But our analysis also showed that young people’s educational expectations are highly dependent on those of their parents. And we found that generally, disabled young people’s parents held lower expectations for their child’s future – regardless of their actual performance.
Earlier research suggests that parents of disabled children may become overprotective and anxious about their child’s future. Parents’ suppressed expectations may well be because of fears surrounding the higher risk of discrimination and stigma at university and the workplace for disabled people. Our earlier research also shows that disabled young people in England are more likely to suffer from school bullying. But in our latest research, it did not seem that bullying was a factor in those pupils deciding not to study for A-levels.
Change in attitudes
Ultimately though, these results highlight the shortcomings of primary school education to adequately support disabled children’s academic progress in England. So given the fact that the majority of disabled children fall behind in primary school and never catch up, it is clear that a rethink of the teaching support provided to disabled children is needed.
Universities could also better promote themselves among highly achieving disabled students – and further support and guidance within school could help. This could help to decrease the numbers of students who succeed but don’t proceed.
Our research also shows that positive expectations could make all the difference. In this way then, parents of disabled children could benefit from more support to help them gain a better understanding of the impact of expectations on young people’s life choices. But of course, expectations are not formed in a vacuum, which is why a major change in societal attitudes is also crucial to tackling inequality.

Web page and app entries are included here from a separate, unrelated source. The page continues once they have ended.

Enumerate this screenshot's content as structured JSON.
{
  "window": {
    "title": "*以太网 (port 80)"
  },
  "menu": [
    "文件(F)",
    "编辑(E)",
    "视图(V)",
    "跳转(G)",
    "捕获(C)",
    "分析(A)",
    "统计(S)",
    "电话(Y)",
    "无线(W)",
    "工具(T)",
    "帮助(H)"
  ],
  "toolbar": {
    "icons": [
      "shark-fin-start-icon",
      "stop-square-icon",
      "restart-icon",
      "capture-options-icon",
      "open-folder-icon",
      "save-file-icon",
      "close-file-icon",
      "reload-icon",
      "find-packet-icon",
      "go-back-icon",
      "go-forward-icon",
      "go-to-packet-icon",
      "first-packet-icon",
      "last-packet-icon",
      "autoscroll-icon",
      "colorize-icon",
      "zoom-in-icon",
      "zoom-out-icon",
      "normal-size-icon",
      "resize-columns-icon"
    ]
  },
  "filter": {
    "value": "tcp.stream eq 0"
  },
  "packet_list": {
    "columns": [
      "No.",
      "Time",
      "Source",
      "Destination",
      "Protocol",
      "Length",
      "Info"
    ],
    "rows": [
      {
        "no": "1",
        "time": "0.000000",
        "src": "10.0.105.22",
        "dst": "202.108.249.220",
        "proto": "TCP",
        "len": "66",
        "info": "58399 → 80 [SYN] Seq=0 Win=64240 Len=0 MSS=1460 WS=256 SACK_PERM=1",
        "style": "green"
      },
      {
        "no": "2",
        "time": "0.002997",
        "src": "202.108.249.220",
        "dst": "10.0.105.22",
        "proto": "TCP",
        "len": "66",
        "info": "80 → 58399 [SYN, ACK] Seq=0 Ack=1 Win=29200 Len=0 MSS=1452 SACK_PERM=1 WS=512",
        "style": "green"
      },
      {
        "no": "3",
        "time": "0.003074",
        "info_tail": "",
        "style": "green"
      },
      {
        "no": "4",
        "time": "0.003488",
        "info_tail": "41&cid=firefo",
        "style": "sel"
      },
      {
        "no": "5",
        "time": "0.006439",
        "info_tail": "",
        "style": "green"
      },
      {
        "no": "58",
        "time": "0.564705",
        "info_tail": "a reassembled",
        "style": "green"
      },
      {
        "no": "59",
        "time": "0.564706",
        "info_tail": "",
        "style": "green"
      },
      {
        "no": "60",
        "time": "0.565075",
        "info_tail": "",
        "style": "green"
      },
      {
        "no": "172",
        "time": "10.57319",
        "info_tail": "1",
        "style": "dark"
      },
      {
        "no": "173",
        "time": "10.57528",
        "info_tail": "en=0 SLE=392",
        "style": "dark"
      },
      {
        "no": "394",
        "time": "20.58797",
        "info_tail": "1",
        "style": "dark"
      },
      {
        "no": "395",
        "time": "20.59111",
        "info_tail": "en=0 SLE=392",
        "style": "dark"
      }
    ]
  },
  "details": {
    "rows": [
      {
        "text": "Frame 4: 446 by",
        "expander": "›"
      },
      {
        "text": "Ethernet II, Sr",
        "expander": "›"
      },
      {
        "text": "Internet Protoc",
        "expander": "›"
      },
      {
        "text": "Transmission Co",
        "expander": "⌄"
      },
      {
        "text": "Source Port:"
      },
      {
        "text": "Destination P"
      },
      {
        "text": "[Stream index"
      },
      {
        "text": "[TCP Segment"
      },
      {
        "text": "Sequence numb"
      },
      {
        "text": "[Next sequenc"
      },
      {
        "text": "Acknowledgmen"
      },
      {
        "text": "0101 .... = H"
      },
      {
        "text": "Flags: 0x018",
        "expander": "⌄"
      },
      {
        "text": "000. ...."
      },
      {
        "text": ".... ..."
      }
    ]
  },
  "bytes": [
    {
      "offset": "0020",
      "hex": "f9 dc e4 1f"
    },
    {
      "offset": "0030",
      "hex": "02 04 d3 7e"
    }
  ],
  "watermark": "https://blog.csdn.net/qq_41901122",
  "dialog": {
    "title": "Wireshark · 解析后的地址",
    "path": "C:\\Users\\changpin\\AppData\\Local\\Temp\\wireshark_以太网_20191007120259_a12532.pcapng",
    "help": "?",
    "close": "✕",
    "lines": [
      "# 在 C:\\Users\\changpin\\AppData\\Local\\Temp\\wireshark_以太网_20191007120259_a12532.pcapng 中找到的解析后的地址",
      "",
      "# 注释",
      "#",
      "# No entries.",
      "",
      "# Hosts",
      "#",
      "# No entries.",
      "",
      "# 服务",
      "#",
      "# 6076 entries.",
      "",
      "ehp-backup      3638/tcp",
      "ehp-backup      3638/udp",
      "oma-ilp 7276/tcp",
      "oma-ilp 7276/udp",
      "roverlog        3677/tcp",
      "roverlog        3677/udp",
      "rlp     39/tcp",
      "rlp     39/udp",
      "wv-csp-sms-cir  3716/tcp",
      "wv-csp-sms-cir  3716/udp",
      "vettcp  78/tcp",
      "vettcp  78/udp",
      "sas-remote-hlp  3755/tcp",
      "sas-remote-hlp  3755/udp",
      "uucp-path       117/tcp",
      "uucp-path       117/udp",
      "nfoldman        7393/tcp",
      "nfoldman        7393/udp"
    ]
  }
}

Stella Chatzitheochari, Assistant Professor in Sociology and Quantitative Methods, University of Warwick and Lucinda Platt, Professor of Social Policy and Sociology, London School of Economics and Political Science